▸ What is needed: The response must restate the data exactly, with nothing left out.

(Beginning of Stored data)

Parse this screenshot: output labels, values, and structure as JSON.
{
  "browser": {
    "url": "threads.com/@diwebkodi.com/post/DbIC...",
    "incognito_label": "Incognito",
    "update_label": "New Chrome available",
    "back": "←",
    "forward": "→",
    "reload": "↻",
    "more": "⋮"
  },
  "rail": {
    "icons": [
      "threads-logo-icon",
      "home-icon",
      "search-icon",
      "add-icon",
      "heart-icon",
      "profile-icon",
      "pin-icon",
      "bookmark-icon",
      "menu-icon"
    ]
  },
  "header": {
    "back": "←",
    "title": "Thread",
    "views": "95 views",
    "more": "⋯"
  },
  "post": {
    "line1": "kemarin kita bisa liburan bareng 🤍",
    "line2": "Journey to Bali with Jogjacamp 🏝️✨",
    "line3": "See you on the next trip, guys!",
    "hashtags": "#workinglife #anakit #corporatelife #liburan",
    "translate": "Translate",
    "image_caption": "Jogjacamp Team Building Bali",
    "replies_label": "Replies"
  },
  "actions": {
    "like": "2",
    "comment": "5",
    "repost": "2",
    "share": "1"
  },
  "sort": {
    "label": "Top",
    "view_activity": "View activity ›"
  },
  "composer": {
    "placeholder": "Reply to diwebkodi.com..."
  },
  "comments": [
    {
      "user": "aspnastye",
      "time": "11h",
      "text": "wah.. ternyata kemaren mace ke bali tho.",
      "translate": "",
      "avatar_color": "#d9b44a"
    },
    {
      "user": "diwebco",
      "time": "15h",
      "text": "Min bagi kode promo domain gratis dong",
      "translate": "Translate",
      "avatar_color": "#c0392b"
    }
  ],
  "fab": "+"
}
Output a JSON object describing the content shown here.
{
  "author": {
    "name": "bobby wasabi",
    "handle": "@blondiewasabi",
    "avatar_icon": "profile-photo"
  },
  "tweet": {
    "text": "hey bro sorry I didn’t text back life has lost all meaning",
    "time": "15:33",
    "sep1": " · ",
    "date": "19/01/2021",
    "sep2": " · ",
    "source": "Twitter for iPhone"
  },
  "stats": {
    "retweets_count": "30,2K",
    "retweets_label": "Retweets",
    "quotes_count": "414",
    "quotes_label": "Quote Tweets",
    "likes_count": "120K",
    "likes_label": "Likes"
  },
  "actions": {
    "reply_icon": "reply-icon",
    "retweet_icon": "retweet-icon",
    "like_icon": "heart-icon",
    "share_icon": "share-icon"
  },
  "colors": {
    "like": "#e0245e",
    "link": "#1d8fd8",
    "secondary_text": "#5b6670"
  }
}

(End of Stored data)

▸ Your response:
Parse this screenshot: output labels, values, and structure as JSON.
{
  "browser": {
    "url": "threads.com/@diwebkodi.com/post/DbIC...",
    "incognito_label": "Incognito",
    "update_label": "New Chrome available",
    "back": "←",
    "forward": "→",
    "reload": "↻",
    "more": "⋮"
  },
  "rail": {
    "icons": [
      "threads-logo-icon",
      "home-icon",
      "search-icon",
      "add-icon",
      "heart-icon",
      "profile-icon",
      "pin-icon",
      "bookmark-icon",
      "menu-icon"
    ]
  },
  "header": {
    "back": "←",
    "title": "Thread",
    "views": "95 views",
    "more": "⋯"
  },
  "post": {
    "line1": "kemarin kita bisa liburan bareng 🤍",
    "line2": "Journey to Bali with Jogjacamp 🏝️✨",
    "line3": "See you on the next trip, guys!",
    "hashtags": "#workinglife #anakit #corporatelife #liburan",
    "translate": "Translate",
    "image_caption": "Jogjacamp Team Building Bali",
    "replies_label": "Replies"
  },
  "actions": {
    "like": "2",
    "comment": "5",
    "repost": "2",
    "share": "1"
  },
  "sort": {
    "label": "Top",
    "view_activity": "View activity ›"
  },
  "composer": {
    "placeholder": "Reply to diwebkodi.com..."
  },
  "comments": [
    {
      "user": "aspnastye",
      "time": "11h",
      "text": "wah.. ternyata kemaren mace ke bali tho.",
      "translate": "",
      "avatar_color": "#d9b44a"
    },
    {
      "user": "diwebco",
      "time": "15h",
      "text": "Min bagi kode promo domain gratis dong",
      "translate": "Translate",
      "avatar_color": "#c0392b"
    }
  ],
  "fab": "+"
}
Output a JSON object describing the content shown here.
{
  "author": {
    "name": "bobby wasabi",
    "handle": "@blondiewasabi",
    "avatar_icon": "profile-photo"
  },
  "tweet": {
    "text": "hey bro sorry I didn’t text back life has lost all meaning",
    "time": "15:33",
    "sep1": " · ",
    "date": "19/01/2021",
    "sep2": " · ",
    "source": "Twitter for iPhone"
  },
  "stats": {
    "retweets_count": "30,2K",
    "retweets_label": "Retweets",
    "quotes_count": "414",
    "quotes_label": "Quote Tweets",
    "likes_count": "120K",
    "likes_label": "Likes"
  },
  "actions": {
    "reply_icon": "reply-icon",
    "retweet_icon": "retweet-icon",
    "like_icon": "heart-icon",
    "share_icon": "share-icon"
  },
  "colors": {
    "like": "#e0245e",
    "link": "#1d8fd8",
    "secondary_text": "#5b6670"
  }
}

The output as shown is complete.